I checked out all the sounds and light controls available on the throttles’ function keys. The bell (function key 1) and horn (F2) sounded great. Function key 3 played a coupler crash and F4 dynamic brakes. I liked that the headlights (F0), Mars light (F5), and lighted number boxes (F6) could all be turned on and off separately.
Under direct current, the only sounds that played were the diesel engine rumble and a brake squeal when the speed was sharply reduced. Sounds came on at 8.5 volts, and at 10V, the locomotive rolled at 2.5 scale mph. At 14V, the peak output of the Atlas power pack I used, it moved at 85 scale mph, which was faster than the top speed in DCC, but still slower than the prototype.
The locomotives’ pulling power floored me. When I hooked the A unit to our workbench force meter, I actually had to hold the instrument down lest the engine drag it down the track. It registered more than 1⁄3 of a pound of drawbar pull – enough to haul 80 40-foot freight cars or 40 passenger cars on straight and level track. The B unit was even stronger.

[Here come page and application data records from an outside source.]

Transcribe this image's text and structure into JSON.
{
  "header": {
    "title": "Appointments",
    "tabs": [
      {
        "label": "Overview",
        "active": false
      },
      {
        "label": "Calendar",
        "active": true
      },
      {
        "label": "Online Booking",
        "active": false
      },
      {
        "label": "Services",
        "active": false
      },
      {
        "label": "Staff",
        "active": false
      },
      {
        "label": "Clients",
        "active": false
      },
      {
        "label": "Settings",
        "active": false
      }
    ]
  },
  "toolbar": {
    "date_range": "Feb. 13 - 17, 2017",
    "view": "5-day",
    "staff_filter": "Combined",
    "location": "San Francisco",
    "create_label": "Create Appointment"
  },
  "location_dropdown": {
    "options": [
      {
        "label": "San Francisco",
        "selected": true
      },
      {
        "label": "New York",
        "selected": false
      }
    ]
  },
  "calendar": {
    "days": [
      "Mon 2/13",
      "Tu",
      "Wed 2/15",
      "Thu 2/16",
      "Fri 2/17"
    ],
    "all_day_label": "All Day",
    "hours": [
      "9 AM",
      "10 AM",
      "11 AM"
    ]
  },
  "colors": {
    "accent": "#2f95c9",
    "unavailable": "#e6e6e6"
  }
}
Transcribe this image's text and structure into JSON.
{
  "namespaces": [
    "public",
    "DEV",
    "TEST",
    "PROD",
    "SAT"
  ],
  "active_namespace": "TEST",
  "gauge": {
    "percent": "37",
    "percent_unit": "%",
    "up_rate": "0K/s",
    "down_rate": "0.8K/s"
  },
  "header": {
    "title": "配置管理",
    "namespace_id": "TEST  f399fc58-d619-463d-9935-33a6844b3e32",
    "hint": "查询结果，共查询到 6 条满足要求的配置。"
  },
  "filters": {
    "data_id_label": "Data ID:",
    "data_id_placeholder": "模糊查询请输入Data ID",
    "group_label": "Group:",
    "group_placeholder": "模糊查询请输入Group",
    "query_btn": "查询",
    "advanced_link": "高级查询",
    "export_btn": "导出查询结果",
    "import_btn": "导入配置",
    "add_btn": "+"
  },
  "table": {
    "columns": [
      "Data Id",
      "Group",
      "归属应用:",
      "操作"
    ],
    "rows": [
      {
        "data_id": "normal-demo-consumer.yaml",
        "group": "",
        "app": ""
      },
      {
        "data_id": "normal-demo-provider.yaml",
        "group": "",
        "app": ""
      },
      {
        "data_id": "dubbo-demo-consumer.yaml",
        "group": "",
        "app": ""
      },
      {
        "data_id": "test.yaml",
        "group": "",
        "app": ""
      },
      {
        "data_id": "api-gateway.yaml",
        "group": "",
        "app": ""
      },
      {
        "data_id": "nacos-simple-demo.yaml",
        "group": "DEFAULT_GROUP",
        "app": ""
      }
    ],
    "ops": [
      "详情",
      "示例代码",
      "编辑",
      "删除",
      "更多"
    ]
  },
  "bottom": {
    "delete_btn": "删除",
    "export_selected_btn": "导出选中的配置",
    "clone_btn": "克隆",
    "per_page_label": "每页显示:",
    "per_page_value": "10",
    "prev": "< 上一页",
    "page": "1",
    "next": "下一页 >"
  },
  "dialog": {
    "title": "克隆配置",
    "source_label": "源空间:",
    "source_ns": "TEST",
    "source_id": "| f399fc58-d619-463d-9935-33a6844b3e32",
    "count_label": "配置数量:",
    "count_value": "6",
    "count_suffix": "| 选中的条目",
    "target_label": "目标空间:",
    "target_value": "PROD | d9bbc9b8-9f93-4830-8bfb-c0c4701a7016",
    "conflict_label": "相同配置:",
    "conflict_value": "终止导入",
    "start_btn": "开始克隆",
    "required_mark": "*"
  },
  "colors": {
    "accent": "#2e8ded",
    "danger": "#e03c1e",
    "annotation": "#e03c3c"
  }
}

Using our workshop’s NCE PowerCab DCC system, I was easily able to set up a consist with both engines. The FP7 and F7B were well speed-matched right out of the box. Coupled together, the two mustered almost 2⁄3 of a pound of force.
I then took the consisted locomotives to our Milwaukee, Racine & Troy staff layout and coupled them to a string of 20 assorted 50- to 60-foot freight cars in the Bay Junction yard. I notched up the throttle and the train summited the curving 3 percent grade to Skyridge without a hiccup. I tacked on more and more until the wheels slipped at 35 cars. Thirty was about the limit. You don’t have to worry that your passenger train is too long for these locomotives.
A home run
Walthers has hit it out of the park again. The upgraded body tooling is attractive and accurate, the drivetrain is smooth and responsive, and the LokSound 5 decoder’s sounds are strong and vibrant. This is a locomotive set that deserves to be at the head of your railroad’s crack passenger streamliner.
Facts & features
Price: FP7 and F7B set: with LokSound 5 DCC and sound, $549.98; DC no sound, $369.98. FP7 only: DCC sound, $279.98; DC, $189.98.
Wm. K. Walthers Inc.
5601 W. Florist Ave.
Milwaukee, WI 53218 walthers.com
Era: 1949-1970s (some remain in service on excursion railroads today)
Road names: Milwaukee Road (Armour Yellow and Harbor Mist Gray and modified orange and maroon), Amtrak (pointless arrow), Pennsylvania RR (“Brunswick Green” single stripe scheme), Soo Line (maroon and Dulux Gold), Southern Pacific (“bloody nose” scheme), and Southern Ry. (“tuxedo” scheme).
– Blackened-metal RP-25 contour wheels, in gauge
– Cab interior with engineer and fireman figures
– Directional light-emitting-diode headlight and backup light
– ESU LokSound 5 Digital Command Control sound decoder (available)
– Etched-metal grills, windshield wipers, lift rings, and other details
– Five-pole, skew-wound motors with flywheels
– Lighted number boxes (A unit only)
– New body tooling
– Proto-max metal knuckle couplers, at correct height
– Prototype-specific details
– Weight: 1 lb., 2.2 ounces (FP7); 1 lb., 1.6 ounces (F7B)
– Wire grab irons
– Working Mars light (A unit only)